◆ To do:
Write out all the data verbatim. Skip images.
────────────────────
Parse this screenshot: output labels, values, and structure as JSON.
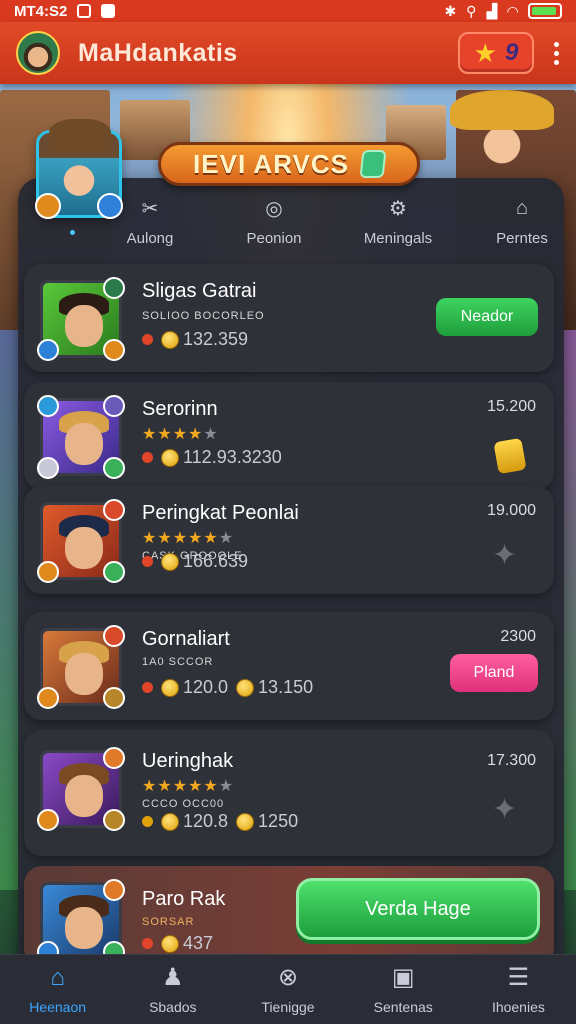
{
  "status_bar": {
    "time": "MT4:S2",
    "icons": [
      "gallery-icon",
      "app-icon",
      "bluetooth-icon",
      "location-icon",
      "signal-icon",
      "wifi-icon",
      "battery-icon"
    ]
  },
  "app_bar": {
    "title": "MaHdankatis",
    "star_count": "9"
  },
  "banner": {
    "title": "IEVI ARVCS"
  },
  "categories": [
    {
      "label": "Aulong",
      "icon": "tools-icon"
    },
    {
      "label": "Peonion",
      "icon": "target-icon"
    },
    {
      "label": "Meningals",
      "icon": "gear-icon"
    },
    {
      "label": "Perntes",
      "icon": "lock-icon"
    }
  ],
  "cards": [
    {
      "name": "Sligas Gatrai",
      "subline": "SOLIOO BOCORLEO",
      "coins": "132.359",
      "button": "Neador"
    },
    {
      "name": "Serorinn",
      "stars_on": 4,
      "stars_total": 5,
      "coins": "112.93.3230",
      "right_value": "15.200"
    },
    {
      "name": "Peringkat Peonlai",
      "stars_on": 5,
      "stars_total": 6,
      "subline": "CASK GROOOLE",
      "coins": "166.639",
      "right_value": "19.000"
    },
    {
      "name": "Gornaliart",
      "subline": "1A0 SCCOR",
      "coins": "120.0",
      "coins2": "13.150",
      "right_value": "2300",
      "button": "Pland"
    },
    {
      "name": "Ueringhak",
      "stars_on": 5,
      "stars_total": 6,
      "subline": "CCCO OCC00",
      "coins": "120.8",
      "coins2": "1250",
      "right_value": "17.300"
    },
    {
      "name": "Paro Rak",
      "subline": "SORSAR",
      "coins": "437",
      "button": "Verda Hage"
    }
  ],
  "bottom_nav": [
    {
      "label": "Heenaon",
      "icon": "home-icon",
      "active": true
    },
    {
      "label": "Sbados",
      "icon": "user-icon",
      "active": false
    },
    {
      "label": "Tienigge",
      "icon": "compass-icon",
      "active": false
    },
    {
      "label": "Sentenas",
      "icon": "chart-icon",
      "active": false
    },
    {
      "label": "Ihoenies",
      "icon": "menu-icon",
      "active": false
    }
  ],
  "colors": {
    "app_bar": "#d9391f",
    "accent_blue": "#3aa6ff",
    "green_button": "#2ebd4e",
    "pink_button": "#ff4f93",
    "panel": "#282a34"
  }
}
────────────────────
◆ Solution:
Parse this screenshot: output labels, values, and structure as JSON.
{
  "status_bar": {
    "time": "MT4:S2",
    "icons": [
      "gallery-icon",
      "app-icon",
      "bluetooth-icon",
      "location-icon",
      "signal-icon",
      "wifi-icon",
      "battery-icon"
    ]
  },
  "app_bar": {
    "title": "MaHdankatis",
    "star_count": "9"
  },
  "banner": {
    "title": "IEVI ARVCS"
  },
  "categories": [
    {
      "label": "Aulong",
      "icon": "tools-icon"
    },
    {
      "label": "Peonion",
      "icon": "target-icon"
    },
    {
      "label": "Meningals",
      "icon": "gear-icon"
    },
    {
      "label": "Perntes",
      "icon": "lock-icon"
    }
  ],
  "cards": [
    {
      "name": "Sligas Gatrai",
      "subline": "SOLIOO BOCORLEO",
      "coins": "132.359",
      "button": "Neador"
    },
    {
      "name": "Serorinn",
      "stars_on": 4,
      "stars_total": 5,
      "coins": "112.93.3230",
      "right_value": "15.200"
    },
    {
      "name": "Peringkat Peonlai",
      "stars_on": 5,
      "stars_total": 6,
      "subline": "CASK GROOOLE",
      "coins": "166.639",
      "right_value": "19.000"
    },
    {
      "name": "Gornaliart",
      "subline": "1A0 SCCOR",
      "coins": "120.0",
      "coins2": "13.150",
      "right_value": "2300",
      "button": "Pland"
    },
    {
      "name": "Ueringhak",
      "stars_on": 5,
      "stars_total": 6,
      "subline": "CCCO OCC00",
      "coins": "120.8",
      "coins2": "1250",
      "right_value": "17.300"
    },
    {
      "name": "Paro Rak",
      "subline": "SORSAR",
      "coins": "437",
      "button": "Verda Hage"
    }
  ],
  "bottom_nav": [
    {
      "label": "Heenaon",
      "icon": "home-icon",
      "active": true
    },
    {
      "label": "Sbados",
      "icon": "user-icon",
      "active": false
    },
    {
      "label": "Tienigge",
      "icon": "compass-icon",
      "active": false
    },
    {
      "label": "Sentenas",
      "icon": "chart-icon",
      "active": false
    },
    {
      "label": "Ihoenies",
      "icon": "menu-icon",
      "active": false
    }
  ],
  "colors": {
    "app_bar": "#d9391f",
    "accent_blue": "#3aa6ff",
    "green_button": "#2ebd4e",
    "pink_button": "#ff4f93",
    "panel": "#282a34"
  }
}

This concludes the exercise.